Had a great time climbing with Alan Ellis and Iceaxeman. Perfect weather and rock. Only downside was a few REAL MOUNTAINEERS (I know they were real because they told me) sending rocks down the couloir towards us.
This climb is an absolute joy! After a long approach, the couloir itself is wonderful. With mostly 3rd class scrambling, and a few class 4 moves, it's a blast.
The best part of my day was the birthday party on the summit. Jerry (Iceaxeman) turned 50 on our summit day. Eric (hendere) burned a match in a Clif Bar for a cake and gave him an old 'biner for a gift. We all sang "Happy Birthday" and enjoyed the summit with perfect weather and no wind. Thanks to Eric and Jerry for making this one of the highlights of my trip.

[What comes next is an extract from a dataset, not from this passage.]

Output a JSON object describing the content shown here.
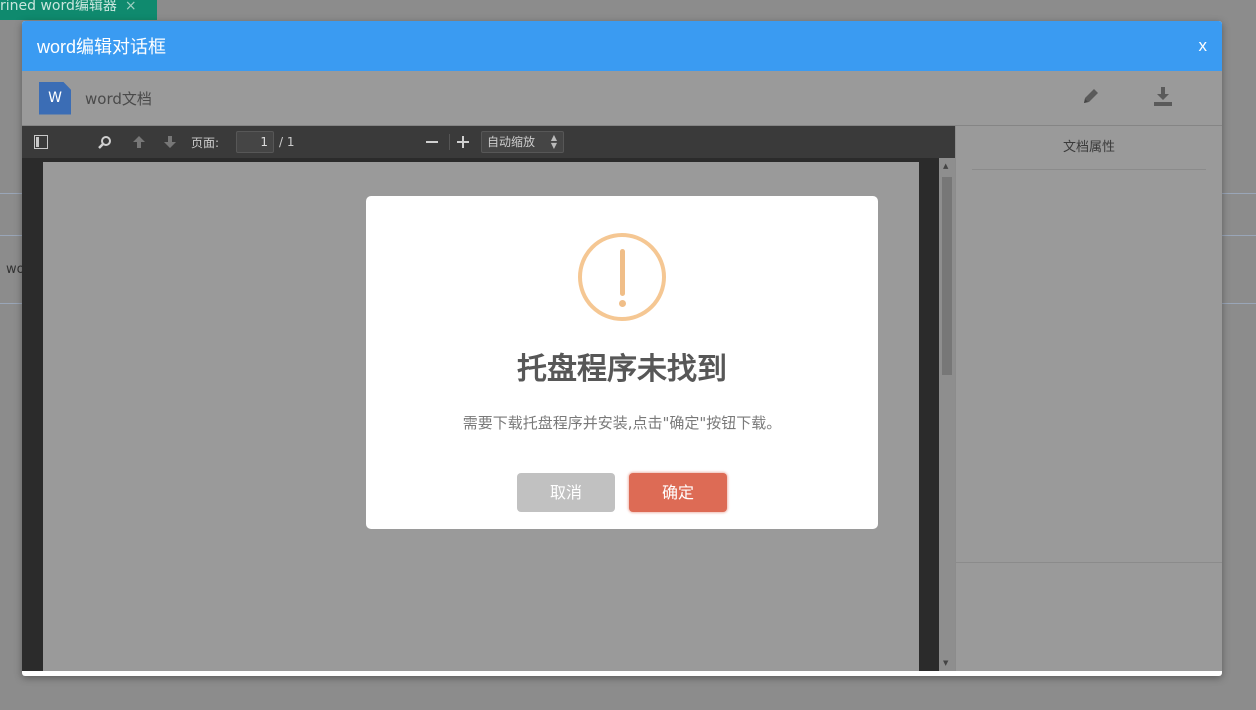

The first time I camped on the snow, the first time I used an ice axe, my first Teton summit, my first yearning for the Exum Ridge once I saw it from the summit of the Middle Teton.
What a great route. Simulclimbed this route with my wife and found it to be much better than the Upper Exum on the Grand. More sustained for the 5.4 grade, longer and best of all not a single person on the route or summit. One of the Exum guides I met along the trail said this route sees almost no traffic and he was right. There were no traces of other climbers having passed which means lots of route finding and although the rock was lichened it was still beautiful solid Teton granite.
Climbed solo to the summit in about 5.5 hrs from Lupine Meadows Trailhead and then went to the summit of South Teton as well before heading back down. The route was really fun with nice scrambling in the upper sections. It isn't even that exposed, since the route stays in a very deep gully most of the way. Routefinding was quite straightforward since there was a clear path from so many other climbers. Quite a long approach over lots of talus but well worth the effort.
A beautiful mountain with great position in a wonderful range. It's too bad the climbing isn't all like the upper portion of the couloir (steeper and more solid). We kicked steps up the snow in the couloir to 11,800ft before exiting on rock but took the "trail" down avoiding the snow. Nice day. Four-and-a-half hours round-trip from South Garnet Camp Zone with daypacks.
Solo climb, beautiful day. Only one other person in Garnet Canyon that day!
Cool route. Crappy descent.
Attemped to solo dayhike this route from the Lupine Meadows parking lot. Got to the saddle at about 1:00 PM and scrambled up to about 11,400 feet. The winds picked up to about 50 mph and a front was moving in so I turned around. Good thing, this storm brought lots of snow to the Tetons and Yellowstone that night and the next day. The route was pretty easy, mostly scrambling. When I get better at alpine rock, I'll be back to tackle a harder route.
Did the climb with J.Z. We didn't read the guidebook and made the mistake of rapping towards the saddle. Became disinterested in looking for rappel slings in the dark so sat down for the night with only a light windbreaker over tights and a tank-top. I thought about how Johnny Cash used to sing "I know I've fought tougher men, I just can't remember when." Some nice people at the saddle gave us some tea when we passed through the next morning.
Summited and then off to South Teton. See trip report for details.
This was only the second or third real mountain I'd ever climbed. I was woefully unprepared with junky lightweight hiking boots and an old borrowed ice axe. When we got to the saddle, and could see the praries of Idaho, we saw small thunderheads forming. Foolishly we continued on to the summit. Even more foolishly, we decided to glissade down a different coulior 'to save time'. Of course this coulior ended in super steep terrain, so we had to reclimb back to the summit, and descend the normal route.
By this point the thunderstorm was picking up speed, and struck just as we reached the Middle-South Teton Saddle. We were buzzed by our ice axes a couple times as the lightning struck nearby. We huddled under large boulders above the Garnet Canyon meadows, waiting for the storm to subside. After the lightning passed, we took off running in the downpour, down the endless switchbacks to the car.
In the last 12 years since that climb I've discovered that if one can just survive the stupidity of one's first few climbs, the rest will be OK.